97% of climate science experts and every international scientific organization endorses the conclusion that human activities are primarily responsible for modern global warming. An honest newspaper should reflect that consensus.
Why does the WSJ mis-report climate science 93% of the time?
After reading the editorials and op-eds it becomes clear that the WSJ does not like the SOLUTIONS to climate change so they attack, misinform, and ignore the science in the hope of avoiding or delaying dealing with the issue. A more honest approach would be to accept and explain the science of climate change and then debate how best to mitigate and adapt to climate change. Why did the WSJ side with science in its autism/vaccine articles and not with climate change science? The most likely answer is that they were protecting the pharmaceutical industry that profits from producing vaccines and other medicines while also protecting the fossil fuel-based industries that profits from the current carbon status quo.
The WSJ should be telling its readers what they NEED to hear and not what they WANT to hear.
They have an obligation to report the overwhelming consensus on scientific issues so that their subscribers can make informed decisions, especially when those decisions have great financial consequences.
When considering future investments, WSJ readers cannot peer into the crystal ball if their heads are buried in the sand.
Dr. A. J. Dessler wrote a letter to the WSJ pointing out the irony of coverage of climate change science which he has allowed me to post here. The letter was not published by WSJ:
Your Editorial, “The Autism Hoax” Jan 8-9, 2011, highlights the failure of the medical scientific community to quickly put down an errant 1998 publication in The Lancet that blamed childhood vaccines for a coincident rise in diagnoses of autism. An explanation for this extended time for resolution can be offered by considering a parallel with what is happening with the present scientific findings on global warming. The Editorial states, “Researchers have all the while continued to churn out studies disproving the vaccine-autism link”, but nothing much happened for a decade. Similarly the atmospheric science community continues to “churn out studies” proving that increasing atmospheric carbon dioxide and other greenhouse gasses are largely responsible for global warming. Professional scientific organizations have collected, condensed, and synthesized these studies to estimate a range of climate consequences that can be expected.

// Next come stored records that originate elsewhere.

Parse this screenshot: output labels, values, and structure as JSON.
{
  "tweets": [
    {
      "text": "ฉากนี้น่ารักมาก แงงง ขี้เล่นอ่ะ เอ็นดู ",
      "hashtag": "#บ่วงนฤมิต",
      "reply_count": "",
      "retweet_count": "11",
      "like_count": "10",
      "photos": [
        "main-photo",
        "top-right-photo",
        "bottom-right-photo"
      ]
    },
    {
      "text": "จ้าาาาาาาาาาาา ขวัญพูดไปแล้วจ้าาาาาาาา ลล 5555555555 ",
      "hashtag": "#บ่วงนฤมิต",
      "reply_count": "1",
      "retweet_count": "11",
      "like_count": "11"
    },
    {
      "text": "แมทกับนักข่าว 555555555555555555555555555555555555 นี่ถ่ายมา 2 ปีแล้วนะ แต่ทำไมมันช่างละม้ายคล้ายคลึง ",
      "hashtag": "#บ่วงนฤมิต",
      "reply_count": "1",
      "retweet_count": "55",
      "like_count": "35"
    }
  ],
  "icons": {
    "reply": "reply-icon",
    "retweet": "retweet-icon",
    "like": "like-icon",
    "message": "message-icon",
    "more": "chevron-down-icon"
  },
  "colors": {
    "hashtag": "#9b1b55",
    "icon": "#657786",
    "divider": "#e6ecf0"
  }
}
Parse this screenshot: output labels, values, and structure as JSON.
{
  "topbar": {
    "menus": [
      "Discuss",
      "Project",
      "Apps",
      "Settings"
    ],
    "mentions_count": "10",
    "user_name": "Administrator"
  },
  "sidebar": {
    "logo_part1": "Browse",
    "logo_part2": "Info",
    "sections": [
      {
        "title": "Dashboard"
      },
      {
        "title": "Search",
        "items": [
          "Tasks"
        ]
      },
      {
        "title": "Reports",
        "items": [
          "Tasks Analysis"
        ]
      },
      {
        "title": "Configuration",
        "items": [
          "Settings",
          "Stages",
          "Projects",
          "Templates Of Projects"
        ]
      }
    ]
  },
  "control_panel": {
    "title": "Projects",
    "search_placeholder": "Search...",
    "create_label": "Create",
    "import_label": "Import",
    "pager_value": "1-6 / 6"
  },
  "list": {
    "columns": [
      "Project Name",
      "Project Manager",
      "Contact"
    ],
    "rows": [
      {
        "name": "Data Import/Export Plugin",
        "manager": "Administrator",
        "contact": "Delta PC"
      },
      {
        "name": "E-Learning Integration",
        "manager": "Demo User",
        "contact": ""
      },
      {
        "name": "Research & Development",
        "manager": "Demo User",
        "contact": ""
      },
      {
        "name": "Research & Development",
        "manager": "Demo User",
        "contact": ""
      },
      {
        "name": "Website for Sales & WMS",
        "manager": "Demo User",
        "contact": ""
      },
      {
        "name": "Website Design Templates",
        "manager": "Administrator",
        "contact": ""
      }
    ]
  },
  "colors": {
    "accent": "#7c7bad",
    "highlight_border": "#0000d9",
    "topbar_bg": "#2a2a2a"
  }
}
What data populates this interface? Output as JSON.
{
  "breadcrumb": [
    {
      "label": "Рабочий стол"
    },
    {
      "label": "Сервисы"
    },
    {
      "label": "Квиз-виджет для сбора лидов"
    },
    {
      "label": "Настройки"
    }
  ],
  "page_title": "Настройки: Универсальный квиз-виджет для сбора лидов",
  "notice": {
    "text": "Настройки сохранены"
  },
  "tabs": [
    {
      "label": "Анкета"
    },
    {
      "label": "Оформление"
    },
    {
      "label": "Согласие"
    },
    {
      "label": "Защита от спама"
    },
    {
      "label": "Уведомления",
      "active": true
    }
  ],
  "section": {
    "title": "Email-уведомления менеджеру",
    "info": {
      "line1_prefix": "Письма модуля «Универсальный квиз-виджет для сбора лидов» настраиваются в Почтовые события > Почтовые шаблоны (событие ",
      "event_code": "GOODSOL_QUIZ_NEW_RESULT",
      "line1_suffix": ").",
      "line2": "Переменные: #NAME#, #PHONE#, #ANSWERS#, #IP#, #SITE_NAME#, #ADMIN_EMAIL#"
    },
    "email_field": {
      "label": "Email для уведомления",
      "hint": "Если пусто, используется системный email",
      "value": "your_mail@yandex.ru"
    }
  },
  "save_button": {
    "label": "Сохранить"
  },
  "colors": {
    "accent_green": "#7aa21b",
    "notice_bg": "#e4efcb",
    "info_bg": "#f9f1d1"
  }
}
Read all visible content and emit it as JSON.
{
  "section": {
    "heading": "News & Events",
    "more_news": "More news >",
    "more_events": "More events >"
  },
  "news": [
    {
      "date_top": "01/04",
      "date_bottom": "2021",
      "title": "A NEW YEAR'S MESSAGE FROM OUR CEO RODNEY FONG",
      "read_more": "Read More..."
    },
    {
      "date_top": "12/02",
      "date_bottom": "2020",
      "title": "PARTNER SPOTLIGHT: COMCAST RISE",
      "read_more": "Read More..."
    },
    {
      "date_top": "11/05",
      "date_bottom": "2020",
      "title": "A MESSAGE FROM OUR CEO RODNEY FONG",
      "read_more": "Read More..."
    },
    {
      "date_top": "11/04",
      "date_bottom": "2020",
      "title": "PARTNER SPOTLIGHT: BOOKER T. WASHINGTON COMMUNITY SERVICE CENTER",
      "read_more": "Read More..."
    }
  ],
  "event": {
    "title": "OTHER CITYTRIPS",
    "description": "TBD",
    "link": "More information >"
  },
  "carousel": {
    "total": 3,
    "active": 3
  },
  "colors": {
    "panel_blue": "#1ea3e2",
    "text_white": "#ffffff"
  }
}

However, the media, sensationalizing the inevitable contrary work by a negligible minority of the qualified scientific community, has caused doubt to pervade public perception. It is perhaps puzzling that statements on global warming by, for example, the American Academy of Sciences, American Meteorological Society, and America Physical Society, have not dominated media reporting. But the media usually gives roughly equal weight to the skeptical ideas of a small number of qualified scientists. As in the vaccine-autism debate, this has inflated the ideas of only a few to produce conflict in public thinking. It is important that the media not exaggerate skeptical ideas of a few individuals over the considered work of many hundreds of qualified researchers, lest the vaccine-autism circus be repeated.
A.J. Dessler holds a Ph.D. in Physics from Duke University and is presently and Adjunct Professor in the Department of Atmospheric Science at Texas A&M University.